Where an entry contains a picture, skip the picture and write out everything else exactly.

BEGIN Provided entries

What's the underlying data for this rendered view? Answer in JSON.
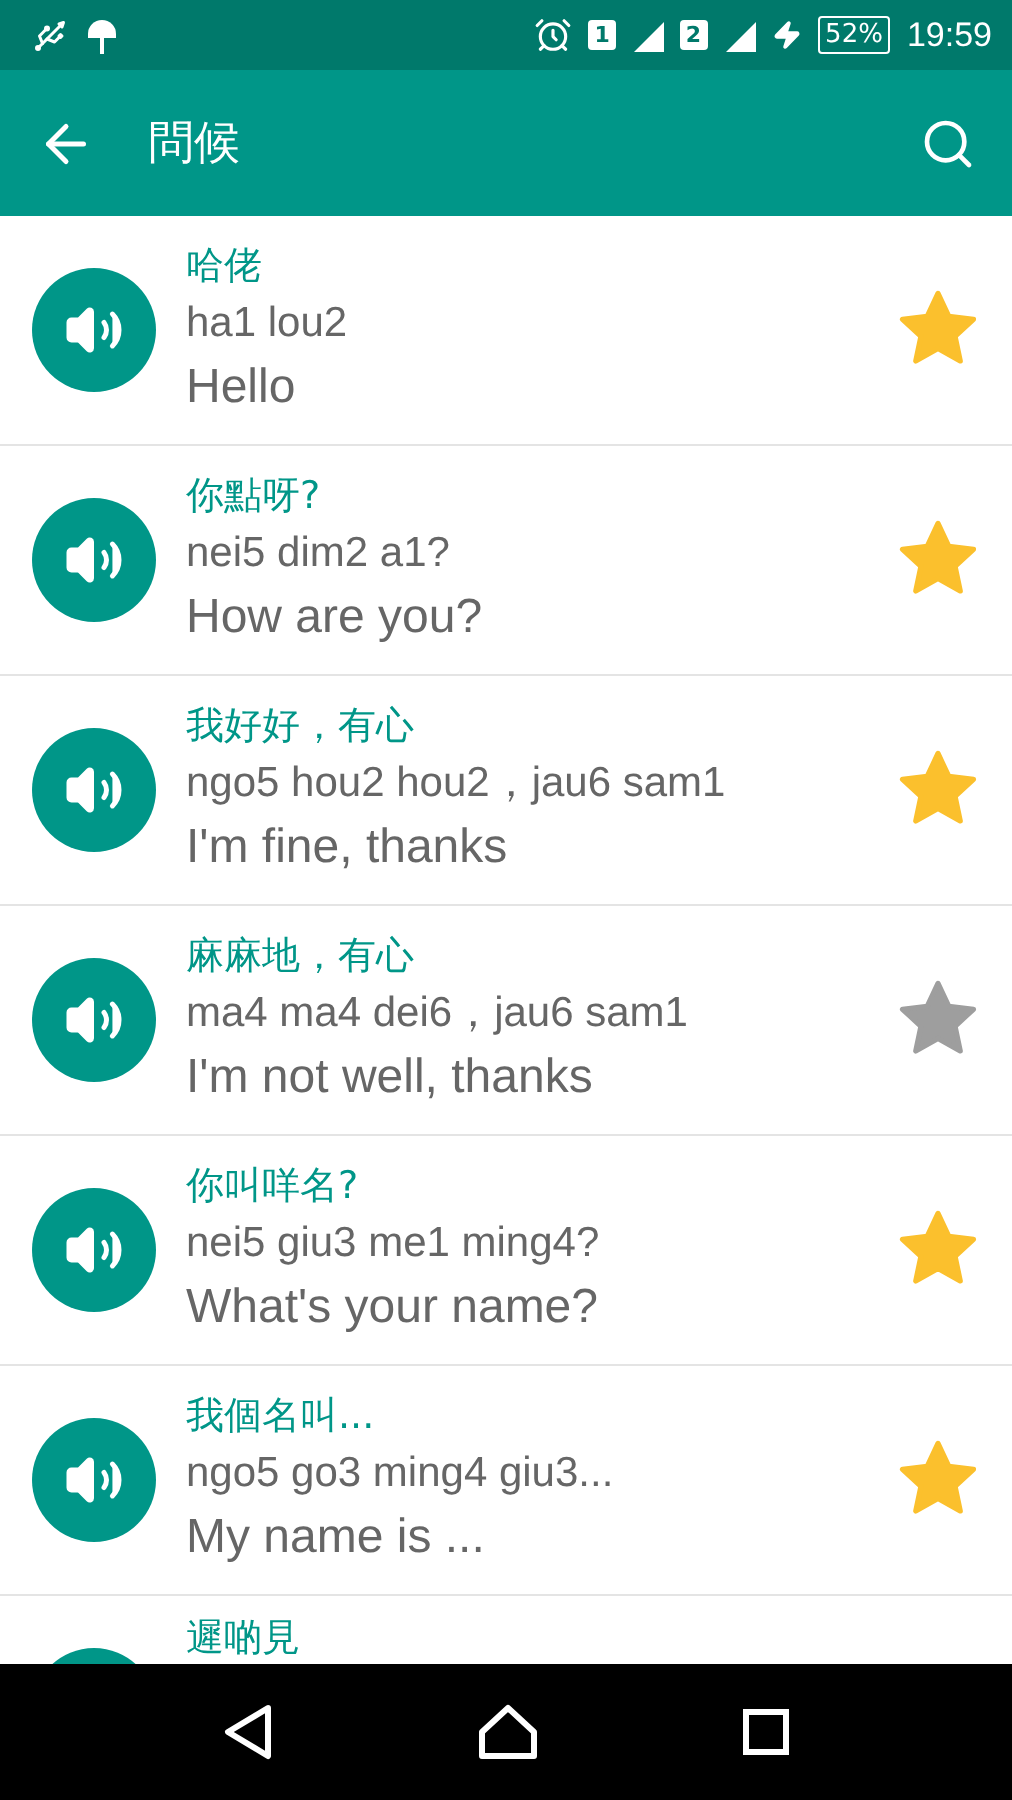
{
  "status_bar": {
    "sim_1": "1",
    "sim_2": "2",
    "battery": "52%",
    "time": "19:59"
  },
  "app_bar": {
    "title": "問候"
  },
  "phrases": [
    {
      "chinese": "哈佬",
      "jyutping": "ha1 lou2",
      "english": "Hello",
      "starred": true
    },
    {
      "chinese": "你點呀?",
      "jyutping": "nei5 dim2 a1?",
      "english": "How are you?",
      "starred": true
    },
    {
      "chinese": "我好好，有心",
      "jyutping": "ngo5 hou2 hou2，jau6 sam1",
      "english": "I'm fine, thanks",
      "starred": true
    },
    {
      "chinese": "麻麻地，有心",
      "jyutping": "ma4 ma4 dei6，jau6 sam1",
      "english": "I'm not well, thanks",
      "starred": false
    },
    {
      "chinese": "你叫咩名?",
      "jyutping": "nei5 giu3 me1 ming4?",
      "english": "What's your name?",
      "starred": true
    },
    {
      "chinese": "我個名叫...",
      "jyutping": "ngo5 go3 ming4 giu3...",
      "english": "My name is ...",
      "starred": true
    }
  ],
  "partial_phrase": {
    "chinese": "遲啲見"
  }
}
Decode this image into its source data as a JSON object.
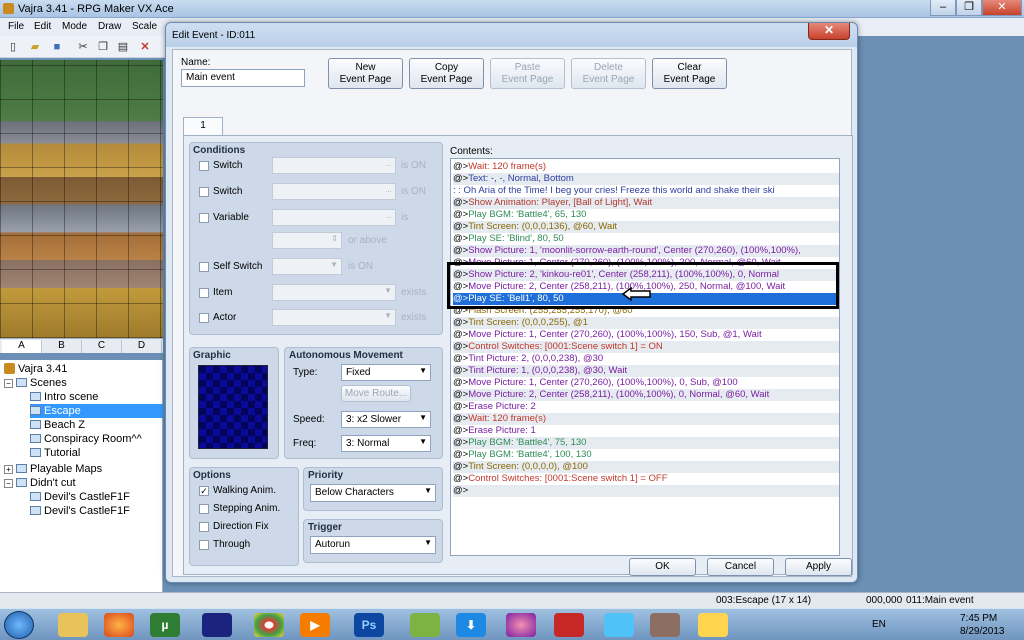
{
  "app": {
    "title": "Vajra 3.41 - RPG Maker VX Ace",
    "menu": [
      "File",
      "Edit",
      "Mode",
      "Draw",
      "Scale"
    ]
  },
  "tile_tabs": [
    "A",
    "B",
    "C",
    "D"
  ],
  "map_tree": {
    "root": "Vajra 3.41",
    "items": [
      "Scenes",
      "Intro scene",
      "Escape",
      "Beach Z",
      "Conspiracy Room^^",
      "Tutorial",
      "Playable Maps",
      "Didn't cut",
      "Devil's CastleF1F",
      "Devil's CastleF1F"
    ]
  },
  "dialog": {
    "title": "Edit Event - ID:011",
    "name_label": "Name:",
    "name_value": "Main event",
    "buttons": {
      "new": "New\nEvent Page",
      "copy": "Copy\nEvent Page",
      "paste": "Paste\nEvent Page",
      "delete": "Delete\nEvent Page",
      "clear": "Clear\nEvent Page"
    },
    "page_tab": "1",
    "conditions": {
      "title": "Conditions",
      "switch1": "Switch",
      "switch2": "Switch",
      "variable": "Variable",
      "self_switch": "Self Switch",
      "item": "Item",
      "actor": "Actor",
      "is_on1": "is ON",
      "is_on2": "is ON",
      "is": "is",
      "or_above": "or above",
      "is_on3": "is ON",
      "exists1": "exists",
      "exists2": "exists",
      "dots": "..."
    },
    "graphic_title": "Graphic",
    "autonomous": {
      "title": "Autonomous Movement",
      "type_label": "Type:",
      "type_value": "Fixed",
      "move_route": "Move Route...",
      "speed_label": "Speed:",
      "speed_value": "3: x2 Slower",
      "freq_label": "Freq:",
      "freq_value": "3: Normal"
    },
    "options": {
      "title": "Options",
      "walking": "Walking Anim.",
      "stepping": "Stepping Anim.",
      "direction": "Direction Fix",
      "through": "Through"
    },
    "priority": {
      "title": "Priority",
      "value": "Below Characters"
    },
    "trigger": {
      "title": "Trigger",
      "value": "Autorun"
    },
    "contents_label": "Contents:",
    "contents": [
      "@>Wait: 120 frame(s)",
      "@>Text: -, -, Normal, Bottom",
      " :      : Oh Aria of the Time! I beg your cries! Freeze this world and shake their ski",
      "@>Show Animation: Player, [Ball of Light], Wait",
      "@>Play BGM: 'Battle4', 65, 130",
      "@>Tint Screen: (0,0,0,136), @60, Wait",
      "@>Play SE: 'Blind', 80, 50",
      "@>Show Picture: 1, 'moonlit-sorrow-earth-round', Center (270,260), (100%,100%),",
      "@>Move Picture: 1, Center (270,260), (100%,100%), 200, Normal, @60, Wait",
      "@>Show Picture: 2, 'kinkou-re01', Center (258,211), (100%,100%), 0, Normal",
      "@>Move Picture: 2, Center (258,211), (100%,100%), 250, Normal, @100, Wait",
      "@>Play SE: 'Bell1', 80, 50",
      "@>Flash Screen: (255,255,255,170), @60",
      "@>Tint Screen: (0,0,0,255), @1",
      "@>Move Picture: 1, Center (270,260), (100%,100%), 150, Sub, @1, Wait",
      "@>Control Switches: [0001:Scene switch 1] = ON",
      "@>Tint Picture: 2, (0,0,0,238), @30",
      "@>Tint Picture: 1, (0,0,0,238), @30, Wait",
      "@>Move Picture: 1, Center (270,260), (100%,100%), 0, Sub, @100",
      "@>Move Picture: 2, Center (258,211), (100%,100%), 0, Normal, @60, Wait",
      "@>Erase Picture: 2",
      "@>Wait: 120 frame(s)",
      "@>Erase Picture: 1",
      "@>Play BGM: 'Battle4', 75, 130",
      "@>Play BGM: 'Battle4', 100, 130",
      "@>Tint Screen: (0,0,0,0), @100",
      "@>Control Switches: [0001:Scene switch 1] = OFF",
      "@>"
    ],
    "ok": "OK",
    "cancel": "Cancel",
    "apply": "Apply"
  },
  "status": {
    "left": "003:Escape (17 x 14)",
    "coords": "000,000",
    "event": "011:Main event"
  },
  "tray": {
    "lang": "EN",
    "time": "7:45 PM",
    "date": "8/29/2013"
  },
  "colors": {
    "wait": "#c0392b",
    "text": "#2c3e9e",
    "anim": "#b03a2e",
    "audio": "#2e8b57",
    "screen": "#8a6a00",
    "picture": "#7a1fa2",
    "switch": "#c0392b",
    "plain": "#000000"
  }
}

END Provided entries

**Response to the task**
What's the underlying data for this rendered view? Answer in JSON.
{
  "status_bar": {
    "sim_1": "1",
    "sim_2": "2",
    "battery": "52%",
    "time": "19:59"
  },
  "app_bar": {
    "title": "問候"
  },
  "phrases": [
    {
      "chinese": "哈佬",
      "jyutping": "ha1 lou2",
      "english": "Hello",
      "starred": true
    },
    {
      "chinese": "你點呀?",
      "jyutping": "nei5 dim2 a1?",
      "english": "How are you?",
      "starred": true
    },
    {
      "chinese": "我好好，有心",
      "jyutping": "ngo5 hou2 hou2，jau6 sam1",
      "english": "I'm fine, thanks",
      "starred": true
    },
    {
      "chinese": "麻麻地，有心",
      "jyutping": "ma4 ma4 dei6，jau6 sam1",
      "english": "I'm not well, thanks",
      "starred": false
    },
    {
      "chinese": "你叫咩名?",
      "jyutping": "nei5 giu3 me1 ming4?",
      "english": "What's your name?",
      "starred": true
    },
    {
      "chinese": "我個名叫...",
      "jyutping": "ngo5 go3 ming4 giu3...",
      "english": "My name is ...",
      "starred": true
    }
  ],
  "partial_phrase": {
    "chinese": "遲啲見"
  }
}
Decode this image into its source data as a JSON object.
{
  "app": {
    "title": "Vajra 3.41 - RPG Maker VX Ace",
    "menu": [
      "File",
      "Edit",
      "Mode",
      "Draw",
      "Scale"
    ]
  },
  "tile_tabs": [
    "A",
    "B",
    "C",
    "D"
  ],
  "map_tree": {
    "root": "Vajra 3.41",
    "items": [
      "Scenes",
      "Intro scene",
      "Escape",
      "Beach Z",
      "Conspiracy Room^^",
      "Tutorial",
      "Playable Maps",
      "Didn't cut",
      "Devil's CastleF1F",
      "Devil's CastleF1F"
    ]
  },
  "dialog": {
    "title": "Edit Event - ID:011",
    "name_label": "Name:",
    "name_value": "Main event",
    "buttons": {
      "new": "New\nEvent Page",
      "copy": "Copy\nEvent Page",
      "paste": "Paste\nEvent Page",
      "delete": "Delete\nEvent Page",
      "clear": "Clear\nEvent Page"
    },
    "page_tab": "1",
    "conditions": {
      "title": "Conditions",
      "switch1": "Switch",
      "switch2": "Switch",
      "variable": "Variable",
      "self_switch": "Self Switch",
      "item": "Item",
      "actor": "Actor",
      "is_on1": "is ON",
      "is_on2": "is ON",
      "is": "is",
      "or_above": "or above",
      "is_on3": "is ON",
      "exists1": "exists",
      "exists2": "exists",
      "dots": "..."
    },
    "graphic_title": "Graphic",
    "autonomous": {
      "title": "Autonomous Movement",
      "type_label": "Type:",
      "type_value": "Fixed",
      "move_route": "Move Route...",
      "speed_label": "Speed:",
      "speed_value": "3: x2 Slower",
      "freq_label": "Freq:",
      "freq_value": "3: Normal"
    },
    "options": {
      "title": "Options",
      "walking": "Walking Anim.",
      "stepping": "Stepping Anim.",
      "direction": "Direction Fix",
      "through": "Through"
    },
    "priority": {
      "title": "Priority",
      "value": "Below Characters"
    },
    "trigger": {
      "title": "Trigger",
      "value": "Autorun"
    },
    "contents_label": "Contents:",
    "contents": [
      "@>Wait: 120 frame(s)",
      "@>Text: -, -, Normal, Bottom",
      " :      : Oh Aria of the Time! I beg your cries! Freeze this world and shake their ski",
      "@>Show Animation: Player, [Ball of Light], Wait",
      "@>Play BGM: 'Battle4', 65, 130",
      "@>Tint Screen: (0,0,0,136), @60, Wait",
      "@>Play SE: 'Blind', 80, 50",
      "@>Show Picture: 1, 'moonlit-sorrow-earth-round', Center (270,260), (100%,100%),",
      "@>Move Picture: 1, Center (270,260), (100%,100%), 200, Normal, @60, Wait",
      "@>Show Picture: 2, 'kinkou-re01', Center (258,211), (100%,100%), 0, Normal",
      "@>Move Picture: 2, Center (258,211), (100%,100%), 250, Normal, @100, Wait",
      "@>Play SE: 'Bell1', 80, 50",
      "@>Flash Screen: (255,255,255,170), @60",
      "@>Tint Screen: (0,0,0,255), @1",
      "@>Move Picture: 1, Center (270,260), (100%,100%), 150, Sub, @1, Wait",
      "@>Control Switches: [0001:Scene switch 1] = ON",
      "@>Tint Picture: 2, (0,0,0,238), @30",
      "@>Tint Picture: 1, (0,0,0,238), @30, Wait",
      "@>Move Picture: 1, Center (270,260), (100%,100%), 0, Sub, @100",
      "@>Move Picture: 2, Center (258,211), (100%,100%), 0, Normal, @60, Wait",
      "@>Erase Picture: 2",
      "@>Wait: 120 frame(s)",
      "@>Erase Picture: 1",
      "@>Play BGM: 'Battle4', 75, 130",
      "@>Play BGM: 'Battle4', 100, 130",
      "@>Tint Screen: (0,0,0,0), @100",
      "@>Control Switches: [0001:Scene switch 1] = OFF",
      "@>"
    ],
    "ok": "OK",
    "cancel": "Cancel",
    "apply": "Apply"
  },
  "status": {
    "left": "003:Escape (17 x 14)",
    "coords": "000,000",
    "event": "011:Main event"
  },
  "tray": {
    "lang": "EN",
    "time": "7:45 PM",
    "date": "8/29/2013"
  },
  "colors": {
    "wait": "#c0392b",
    "text": "#2c3e9e",
    "anim": "#b03a2e",
    "audio": "#2e8b57",
    "screen": "#8a6a00",
    "picture": "#7a1fa2",
    "switch": "#c0392b",
    "plain": "#000000"
  }
}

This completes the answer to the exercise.